Problem to work on:
One number is the whole answer: how many lines of the records include "JSON".

Dataset entries:

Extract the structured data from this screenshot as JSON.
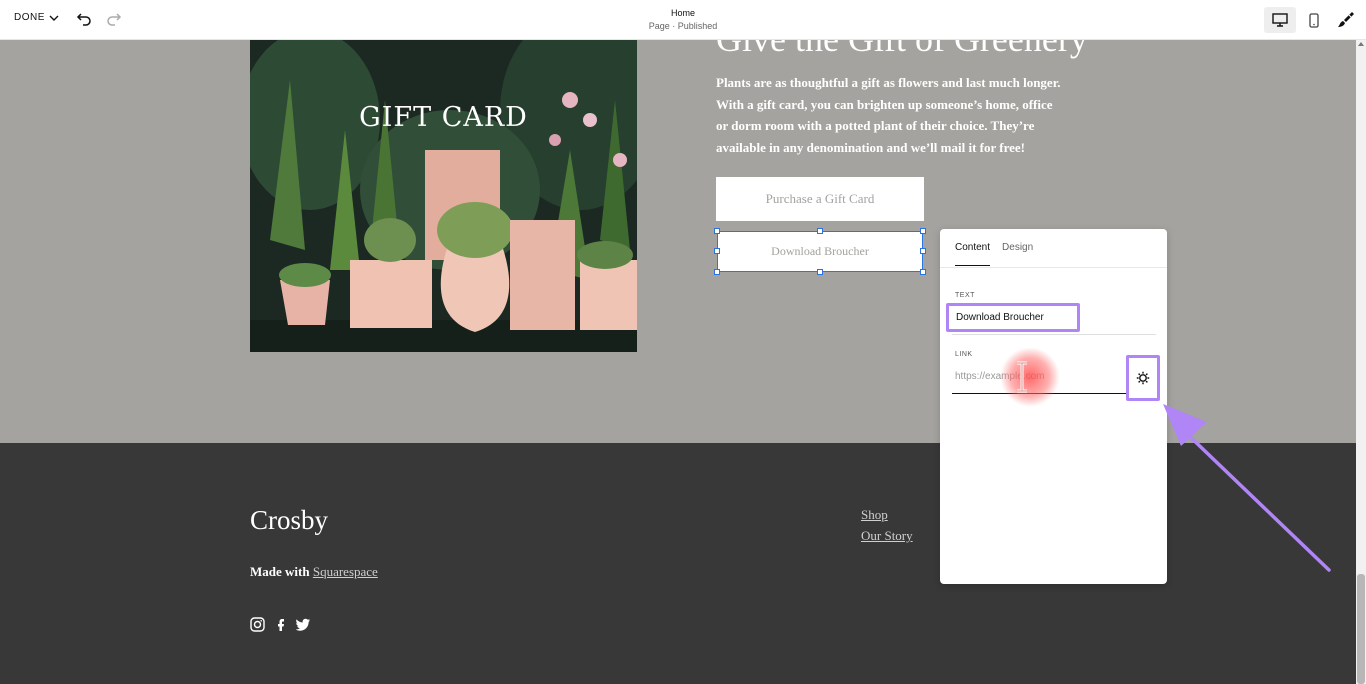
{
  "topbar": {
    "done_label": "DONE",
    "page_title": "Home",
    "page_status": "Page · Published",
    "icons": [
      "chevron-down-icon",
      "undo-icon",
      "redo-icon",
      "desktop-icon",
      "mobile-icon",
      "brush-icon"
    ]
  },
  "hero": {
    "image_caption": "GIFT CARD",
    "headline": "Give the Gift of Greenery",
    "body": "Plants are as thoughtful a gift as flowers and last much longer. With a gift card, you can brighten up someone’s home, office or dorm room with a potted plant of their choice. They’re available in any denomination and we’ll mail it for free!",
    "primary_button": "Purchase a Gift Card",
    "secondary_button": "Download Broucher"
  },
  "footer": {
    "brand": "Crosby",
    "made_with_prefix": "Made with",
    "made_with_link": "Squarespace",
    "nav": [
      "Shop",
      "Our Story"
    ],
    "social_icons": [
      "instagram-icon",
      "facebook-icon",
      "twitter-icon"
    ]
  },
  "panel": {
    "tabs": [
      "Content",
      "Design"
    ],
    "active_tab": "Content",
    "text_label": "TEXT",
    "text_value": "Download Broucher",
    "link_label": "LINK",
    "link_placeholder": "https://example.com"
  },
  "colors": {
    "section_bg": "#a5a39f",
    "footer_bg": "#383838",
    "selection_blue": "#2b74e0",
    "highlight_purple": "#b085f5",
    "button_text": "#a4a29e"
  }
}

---

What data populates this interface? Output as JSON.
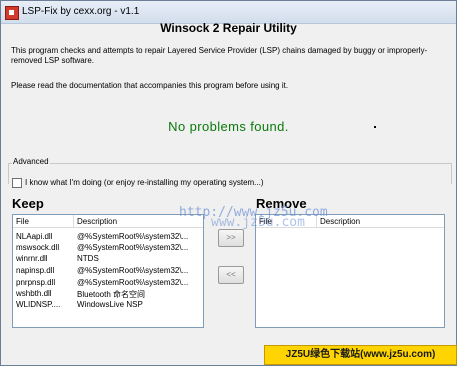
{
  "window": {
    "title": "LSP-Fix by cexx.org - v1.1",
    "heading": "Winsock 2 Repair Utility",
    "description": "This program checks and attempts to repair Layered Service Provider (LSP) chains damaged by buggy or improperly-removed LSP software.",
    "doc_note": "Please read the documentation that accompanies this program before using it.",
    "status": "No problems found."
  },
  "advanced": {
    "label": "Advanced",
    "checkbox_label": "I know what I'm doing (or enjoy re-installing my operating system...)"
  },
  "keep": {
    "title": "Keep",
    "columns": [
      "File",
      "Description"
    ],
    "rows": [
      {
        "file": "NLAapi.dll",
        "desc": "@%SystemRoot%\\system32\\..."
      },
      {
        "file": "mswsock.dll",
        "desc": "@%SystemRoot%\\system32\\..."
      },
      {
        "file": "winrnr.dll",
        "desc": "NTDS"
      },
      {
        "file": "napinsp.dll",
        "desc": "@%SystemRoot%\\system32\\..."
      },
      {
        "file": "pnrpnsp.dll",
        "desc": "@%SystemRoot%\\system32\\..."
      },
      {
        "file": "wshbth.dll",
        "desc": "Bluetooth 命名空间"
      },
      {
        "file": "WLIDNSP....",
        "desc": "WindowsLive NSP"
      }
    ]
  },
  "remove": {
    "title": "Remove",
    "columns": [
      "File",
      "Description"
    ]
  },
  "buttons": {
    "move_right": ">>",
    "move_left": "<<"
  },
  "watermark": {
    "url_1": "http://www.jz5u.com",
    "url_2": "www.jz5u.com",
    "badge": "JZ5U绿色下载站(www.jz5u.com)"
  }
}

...

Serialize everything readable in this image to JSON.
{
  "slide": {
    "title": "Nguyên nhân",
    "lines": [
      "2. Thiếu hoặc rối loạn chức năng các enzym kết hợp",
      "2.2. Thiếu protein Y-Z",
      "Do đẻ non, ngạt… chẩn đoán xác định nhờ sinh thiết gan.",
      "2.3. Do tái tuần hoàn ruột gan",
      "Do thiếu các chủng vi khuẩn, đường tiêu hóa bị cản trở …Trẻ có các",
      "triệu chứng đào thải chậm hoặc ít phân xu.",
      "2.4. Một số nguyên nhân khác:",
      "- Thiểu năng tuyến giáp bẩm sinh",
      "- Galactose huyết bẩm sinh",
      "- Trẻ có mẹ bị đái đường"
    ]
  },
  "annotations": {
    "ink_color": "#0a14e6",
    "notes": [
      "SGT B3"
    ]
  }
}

Response:
3